Washington, DC, Oct. 22, 2010 – Good afternoon, thank you for taking the time to come to this press briefing on Haiti.
An outbreak of cholera in the Artibonite region of Haiti has resulted in more than 1,500 cases and 138 deaths since Tuesday, according to reports received by the Pan American Health Organization or PAHO. These are preliminary figures and we expect them to change.
Specimens from hospitalized patients were rapid-tested by Haiti's national laboratory in Port au Prince and were subsequently confirmed to be actually cholera in this lab, which is supported by CDC.
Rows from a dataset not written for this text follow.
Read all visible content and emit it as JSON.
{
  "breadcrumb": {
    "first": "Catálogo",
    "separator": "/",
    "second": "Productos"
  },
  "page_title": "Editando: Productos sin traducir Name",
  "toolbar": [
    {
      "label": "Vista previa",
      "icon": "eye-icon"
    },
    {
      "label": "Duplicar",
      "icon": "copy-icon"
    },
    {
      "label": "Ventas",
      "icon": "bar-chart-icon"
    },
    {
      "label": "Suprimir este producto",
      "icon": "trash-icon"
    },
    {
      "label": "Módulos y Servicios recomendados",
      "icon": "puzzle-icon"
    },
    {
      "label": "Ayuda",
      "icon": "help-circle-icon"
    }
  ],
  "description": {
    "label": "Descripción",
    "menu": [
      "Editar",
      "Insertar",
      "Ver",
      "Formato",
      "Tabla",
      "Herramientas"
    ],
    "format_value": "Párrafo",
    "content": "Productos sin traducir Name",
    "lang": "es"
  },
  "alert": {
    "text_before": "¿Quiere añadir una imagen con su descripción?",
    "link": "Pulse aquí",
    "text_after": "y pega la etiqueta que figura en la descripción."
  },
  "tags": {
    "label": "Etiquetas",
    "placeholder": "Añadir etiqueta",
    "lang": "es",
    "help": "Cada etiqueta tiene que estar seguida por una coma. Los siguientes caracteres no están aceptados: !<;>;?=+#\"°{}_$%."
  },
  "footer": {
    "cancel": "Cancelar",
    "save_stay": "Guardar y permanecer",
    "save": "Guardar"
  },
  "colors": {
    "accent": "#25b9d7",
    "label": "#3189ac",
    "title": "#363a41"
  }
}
The reported cases and deaths have come primarily from areas where there was no direct damage from the earthquake, but where there are vulnerable populations living in impoverished situations.
We do not know yet if cases are occurring in the temporary settlements housing people who were displaced by the January 12th earthquake. We are diligently looking for any additional cases, particularly in these vulnerable communities.
Cholera is transmitted through fecal contamination of water and food. In places where there is infrastructure damage, the lack of safe drinking water and poor sanitation and hygiene can increase the risk of cholera, as well as numerous other diarrheal diseases.Fortunately, cholera is easily treatable, and if patients are given oral rehydration salts promptly to replace lost fluids, they can nearly always be cured.
In a small percentage of people, cholera can cause very severe dehydration potentially leading to death. In these cases, intravenous administration of fluids is needed to save the person's life.
Outbreaks can be mitigated and deaths can be reduced through several measures that are effective with community participation. Human practices in personal hygiene and food preservation have a major impact on the occurrence and severity of outbreaks.
So really the bottom line in response to this current situation, is to minimize the number of people infected through mitigating measures such as frequent hand washing, personal hygiene, safe water use and food preparation, while at the same time minimizing the number of deaths through effective case management that prevents severe dehydration.
Cholera is considered an immediate health risk after disasters only when it is already present in the affected area. No cases of cholera had been reported in Haiti for some time, so we were not expecting to see the disease based on previous experience.
Surveillance was, however, monitoring for clusters of acute diarrhea, and up to now we had not seen clusters of acute diarrhea of this size.
The preliminary case fatality rate is over 9 percent, but this is likely to change.
In support of the local and national response, PAHO has mobilized epidemiologists and other experts from its office in Port au Prince and from other countries to help investigate and manage the outbreak. This includes experts with experience in cholera.
PAHO is also ready to provide the needed supplies identified by the Ministry of Health.
PAHO currently has medicines and supplies in stock at the PROMESS warehouse near the Port-au-Prince airport including 750,000 packets of oral rehydration salts-enough to treat 100,000 cases of moderate diarrhea-and enough intravenous (IV) fluids to treat 4,000 cases of severe diarrhea. PROMESS also has 300,000 courses of antibiotics. Haiti will need more supplies as cases continue to emerge. PAHO is working very hard to ensure sufficient supplies will be made available as we see more cases.
PAHO is collaborating with health cluster partners, including the Cuban medical mission, MSF, Minustha, OCHA, USAID, USCDC, UNICEF and other governmental and non governmental organizations to respond to the outbreak.
PAHO is also coordinating closely with health officials in the U.S. and Canada, including with HHS, the State Department, the CDC, NIH, the FDA, and USAID and in Canada, with Health Canada, PHAC, and CIDA.
I will stop there and answer any questions that you may have.